Besides tangos, he composed waltzes, pasodobles, zambas, milongas and even pieces of other genres. And in all his compositions we can perceive the fresh fragrance of the spontaneity with which they were devised. That ready and genuine inspiration of the illuminated ones that consecrates him as one of the greatest melody writers in the genre.

Because Aieta possessed an innate gift for composing with astonishing easiness, with a remarkable ad lib facility whic is described by his own words and is quoted by Horacio Ferrer: «Every day I get up at 7 in the morning and, at 8 o'clock I am getting something new on the bandoneon».

He indistinctly composed on the bandoneon or on the piano, of which he had complete command. As he was unable to write music he had unavoidably to turn to other musicians in order to transcribe his pieces to a music staff. Many of them were transcribed by the remarkable singer and musician, Charlo, a great friend of Aieta's. The former used to go to the latter's home to borrow his piano in order to compose.

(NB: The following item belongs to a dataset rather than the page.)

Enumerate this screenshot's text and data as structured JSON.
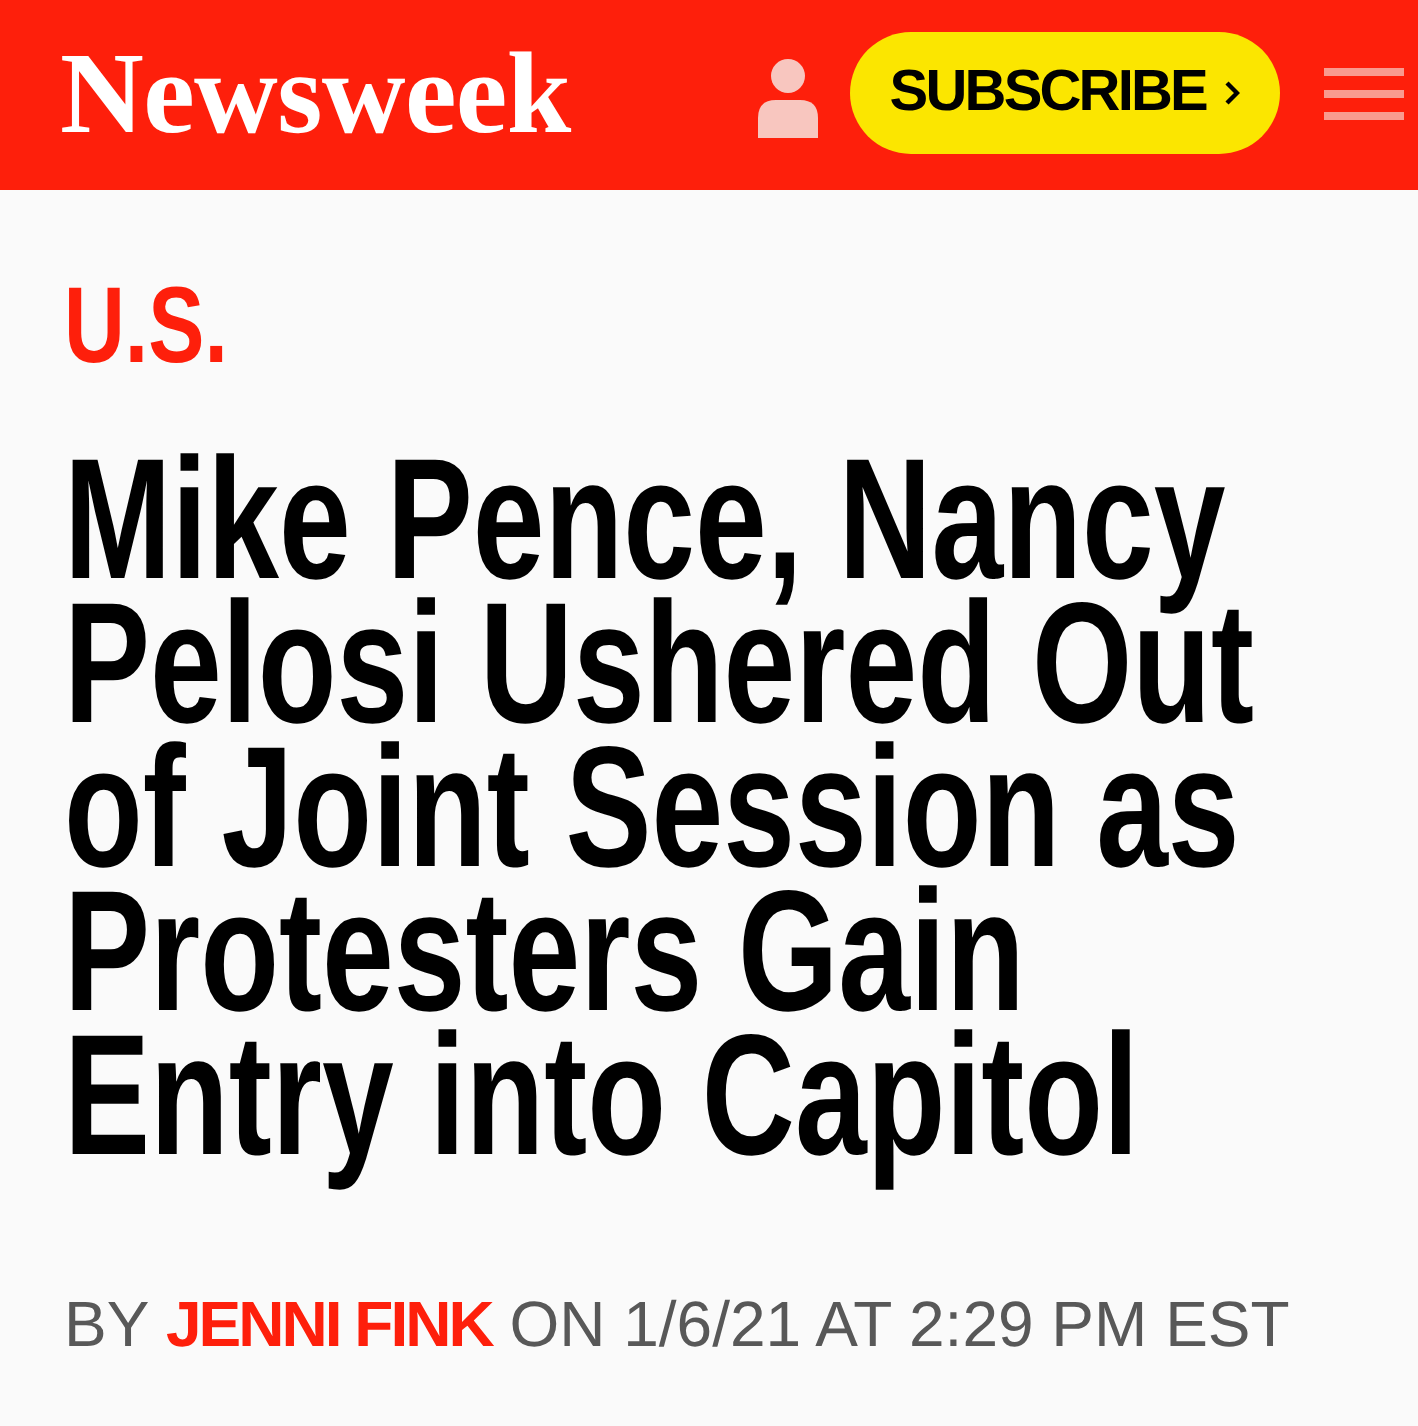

The peak of his inspiration was in the twenties and in the early thirties: “El huérfano” (1921), “Príncipe” (1922), “La mentirosa” (1923), “Suerte loca” (1925), “Siga el corso”, “Bajo Belgrano” and “Tus besos fueron míos” (1926), “Carnaval” and “La chiflada” (1927), “Entre sueños”, “Alma en pena” and “Yo me quiero disfrazar” (1928), “Prisionero”, “Palomita blanca”, “Chau ingrata”, “Tras cartón”, “Tan grande y tan zonzo” and “Qué fenómeno”, (1929), “Primero campaneala” and “Bajo tierra” (1930), “Ya estamos iguales” (1934). Thereafter, there was a kind of recess in his work as composer until the 40s when two booms were launched: “Mariposita" (1940) and “Color de barro" (1941).

Furthermore, the validity of his repertoire was continually revitalized , thanks to the stupendous renditions of his numbers by the most successful names of the period: Aníbal Troilo, Osvaldo Fresedo, Alfredo De Angelis, Miguel Caló, Ricardo Tanturi, Osvaldo Pugliese, Francisco Canaro, Juan D'Arienzo, etc.

In the 50s he released two hits: “Estampa tanguera” and “Escolaso” which Edmundo Rivero recorded.